Today, we start a 4-part series that takes us back to the basics of baby behavior as we revisit the first series that started this blog back in June 2009. The 4-part series included: 3 Reasons Why Babies Don’t Sleep through Night, the Many Moods of Babies, Learning and Creating Your Baby’s Special Language, and Crying: Your Baby’s Super Power.

As our readership grows and new topics emerge, we strive to continue to help parents understand why babies behave the way they do and to share tools to help moms and dads cope with the ups and downs of starting a new family. Remember, babies are born with the skills and desire to communicate with you!

Secrets Posts about Babies and Sleep

Let’s start with the first Basics post: 3 Reasons Why Babies Don’t Sleep through Night. Infant sleep has been one of the most popular (and controversial) topics on our blog. Because our readers had so much interest in infant sleep and the fact that there is so much conflicting information on this topic, we shared a 4-part series on The Science of Infant Sleep that helped parents understand how their babies' sleep patterns change as babies get older.

Since we've written these early posts, we stepped into some controversy by writing about why we don’t like "sleep training" systems for babies . On a lighter note, we provided tips for helping parents with nap time and explained why babies might wake up when they are older even if they've been sleeping for longer stretches. I shared my own personal sleep story in the series: Thoughts from a Sleep Deprived Mom. We also shared an alarming report about the use of cough and cold medicines to treat “sleep problems” in infants. Last but not least, we provided an explanation of the findings of a well publicized study about nighttime waking and babies' risk for childhood obesity.

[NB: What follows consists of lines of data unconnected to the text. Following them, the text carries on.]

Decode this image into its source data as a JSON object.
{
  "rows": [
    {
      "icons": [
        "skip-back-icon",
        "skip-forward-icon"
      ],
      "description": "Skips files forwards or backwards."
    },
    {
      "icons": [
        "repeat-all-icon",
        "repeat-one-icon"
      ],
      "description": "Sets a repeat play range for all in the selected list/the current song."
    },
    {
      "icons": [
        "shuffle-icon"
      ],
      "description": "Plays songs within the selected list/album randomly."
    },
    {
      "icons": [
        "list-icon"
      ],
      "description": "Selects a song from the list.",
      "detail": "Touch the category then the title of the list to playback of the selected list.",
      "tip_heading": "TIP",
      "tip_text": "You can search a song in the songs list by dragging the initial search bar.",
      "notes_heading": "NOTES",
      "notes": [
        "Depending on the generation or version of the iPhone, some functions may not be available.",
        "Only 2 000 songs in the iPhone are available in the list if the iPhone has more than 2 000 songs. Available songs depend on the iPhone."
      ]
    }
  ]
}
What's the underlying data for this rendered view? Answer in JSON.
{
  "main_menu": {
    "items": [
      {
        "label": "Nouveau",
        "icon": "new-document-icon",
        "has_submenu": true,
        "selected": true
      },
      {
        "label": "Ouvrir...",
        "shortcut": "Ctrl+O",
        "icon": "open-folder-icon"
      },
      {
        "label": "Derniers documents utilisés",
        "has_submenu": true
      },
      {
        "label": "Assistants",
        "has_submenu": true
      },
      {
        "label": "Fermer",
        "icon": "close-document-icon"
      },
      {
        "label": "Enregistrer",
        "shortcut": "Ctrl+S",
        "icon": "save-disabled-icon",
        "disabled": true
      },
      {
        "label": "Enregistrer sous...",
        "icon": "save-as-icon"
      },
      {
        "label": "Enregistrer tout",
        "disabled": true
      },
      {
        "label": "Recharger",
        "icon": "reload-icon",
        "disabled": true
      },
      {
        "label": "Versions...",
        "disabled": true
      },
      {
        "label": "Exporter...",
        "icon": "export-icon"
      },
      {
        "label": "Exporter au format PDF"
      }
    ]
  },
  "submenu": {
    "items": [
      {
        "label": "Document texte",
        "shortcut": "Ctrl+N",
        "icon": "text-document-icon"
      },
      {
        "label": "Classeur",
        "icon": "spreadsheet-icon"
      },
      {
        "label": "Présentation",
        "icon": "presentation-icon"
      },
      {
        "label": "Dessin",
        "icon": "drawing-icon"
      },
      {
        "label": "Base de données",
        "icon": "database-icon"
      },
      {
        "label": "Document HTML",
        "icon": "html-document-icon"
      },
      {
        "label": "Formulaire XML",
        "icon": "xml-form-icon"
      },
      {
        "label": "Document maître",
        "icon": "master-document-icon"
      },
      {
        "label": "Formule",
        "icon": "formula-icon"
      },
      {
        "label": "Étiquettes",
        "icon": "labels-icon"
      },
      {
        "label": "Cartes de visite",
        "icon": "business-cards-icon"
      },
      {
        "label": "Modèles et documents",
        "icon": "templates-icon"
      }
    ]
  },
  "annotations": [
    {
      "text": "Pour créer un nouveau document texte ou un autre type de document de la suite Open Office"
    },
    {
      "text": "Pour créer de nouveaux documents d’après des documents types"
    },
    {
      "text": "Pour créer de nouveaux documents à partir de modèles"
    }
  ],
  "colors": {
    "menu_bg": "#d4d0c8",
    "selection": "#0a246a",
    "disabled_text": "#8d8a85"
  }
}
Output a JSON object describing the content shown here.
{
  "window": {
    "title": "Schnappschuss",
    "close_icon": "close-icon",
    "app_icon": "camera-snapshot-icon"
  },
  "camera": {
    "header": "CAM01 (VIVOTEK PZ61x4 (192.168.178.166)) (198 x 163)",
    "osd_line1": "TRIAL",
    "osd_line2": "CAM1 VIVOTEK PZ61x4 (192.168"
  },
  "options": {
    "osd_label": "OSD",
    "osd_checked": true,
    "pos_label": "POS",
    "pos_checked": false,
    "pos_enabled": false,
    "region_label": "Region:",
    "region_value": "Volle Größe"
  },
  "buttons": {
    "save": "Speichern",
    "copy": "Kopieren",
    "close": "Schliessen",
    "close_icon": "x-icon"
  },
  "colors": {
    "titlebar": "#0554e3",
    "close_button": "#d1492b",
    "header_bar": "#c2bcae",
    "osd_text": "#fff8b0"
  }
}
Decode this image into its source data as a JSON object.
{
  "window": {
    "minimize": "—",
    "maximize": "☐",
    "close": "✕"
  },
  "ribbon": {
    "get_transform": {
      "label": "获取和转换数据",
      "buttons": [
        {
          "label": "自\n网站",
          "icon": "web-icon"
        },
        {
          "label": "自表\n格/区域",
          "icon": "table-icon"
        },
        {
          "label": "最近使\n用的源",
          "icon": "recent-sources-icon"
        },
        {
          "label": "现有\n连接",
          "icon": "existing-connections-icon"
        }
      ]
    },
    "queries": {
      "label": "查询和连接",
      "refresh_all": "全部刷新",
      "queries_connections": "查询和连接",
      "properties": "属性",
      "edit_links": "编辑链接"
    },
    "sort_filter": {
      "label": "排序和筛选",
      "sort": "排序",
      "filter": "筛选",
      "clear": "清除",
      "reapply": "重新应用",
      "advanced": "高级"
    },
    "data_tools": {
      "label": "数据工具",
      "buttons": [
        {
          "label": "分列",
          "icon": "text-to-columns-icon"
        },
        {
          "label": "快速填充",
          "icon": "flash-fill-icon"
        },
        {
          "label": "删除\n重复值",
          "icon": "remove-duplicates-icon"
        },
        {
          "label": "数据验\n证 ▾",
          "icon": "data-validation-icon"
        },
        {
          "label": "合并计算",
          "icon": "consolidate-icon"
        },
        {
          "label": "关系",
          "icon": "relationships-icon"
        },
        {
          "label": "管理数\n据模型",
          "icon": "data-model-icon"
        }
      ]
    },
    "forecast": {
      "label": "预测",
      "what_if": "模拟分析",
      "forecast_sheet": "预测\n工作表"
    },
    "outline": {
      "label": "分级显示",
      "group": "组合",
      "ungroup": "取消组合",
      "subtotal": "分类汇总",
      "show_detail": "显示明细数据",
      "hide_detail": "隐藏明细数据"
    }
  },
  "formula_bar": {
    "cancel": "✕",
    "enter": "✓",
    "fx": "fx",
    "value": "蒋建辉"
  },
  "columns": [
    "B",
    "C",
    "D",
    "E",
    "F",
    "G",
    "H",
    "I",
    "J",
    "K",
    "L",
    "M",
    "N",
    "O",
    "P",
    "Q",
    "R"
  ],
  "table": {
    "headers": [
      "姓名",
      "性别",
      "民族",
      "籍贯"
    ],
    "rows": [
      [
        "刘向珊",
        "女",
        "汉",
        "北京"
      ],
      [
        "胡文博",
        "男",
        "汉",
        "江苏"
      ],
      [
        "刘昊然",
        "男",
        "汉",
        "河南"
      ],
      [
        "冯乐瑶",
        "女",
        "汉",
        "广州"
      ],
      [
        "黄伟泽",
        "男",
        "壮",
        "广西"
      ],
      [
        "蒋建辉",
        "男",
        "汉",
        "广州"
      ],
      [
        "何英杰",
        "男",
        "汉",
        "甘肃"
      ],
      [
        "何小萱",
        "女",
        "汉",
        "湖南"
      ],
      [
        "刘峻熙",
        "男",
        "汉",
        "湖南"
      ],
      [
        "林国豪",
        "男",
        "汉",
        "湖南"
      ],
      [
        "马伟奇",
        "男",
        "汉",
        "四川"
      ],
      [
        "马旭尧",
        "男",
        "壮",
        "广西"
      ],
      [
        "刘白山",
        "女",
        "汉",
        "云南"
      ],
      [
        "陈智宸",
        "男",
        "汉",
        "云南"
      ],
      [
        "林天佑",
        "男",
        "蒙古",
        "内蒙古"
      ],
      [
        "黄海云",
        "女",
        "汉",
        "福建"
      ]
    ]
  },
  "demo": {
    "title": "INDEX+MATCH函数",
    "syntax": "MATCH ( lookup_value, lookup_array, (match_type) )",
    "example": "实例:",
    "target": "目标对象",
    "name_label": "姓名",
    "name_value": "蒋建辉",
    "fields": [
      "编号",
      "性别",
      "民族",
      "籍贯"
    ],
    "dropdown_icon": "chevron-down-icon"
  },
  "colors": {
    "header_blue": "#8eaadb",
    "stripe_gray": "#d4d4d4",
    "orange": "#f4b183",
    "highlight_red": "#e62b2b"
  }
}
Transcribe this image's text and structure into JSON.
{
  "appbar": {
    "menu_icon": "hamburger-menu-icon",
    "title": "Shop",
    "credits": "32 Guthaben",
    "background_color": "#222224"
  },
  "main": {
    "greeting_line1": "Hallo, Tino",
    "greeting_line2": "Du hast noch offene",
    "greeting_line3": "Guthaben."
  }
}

We hope that we have covered everything you might have wanted to know about how babies sleep. If not, please let us know!

Next time: Back to Basics Part 2: The Many Moods of Babies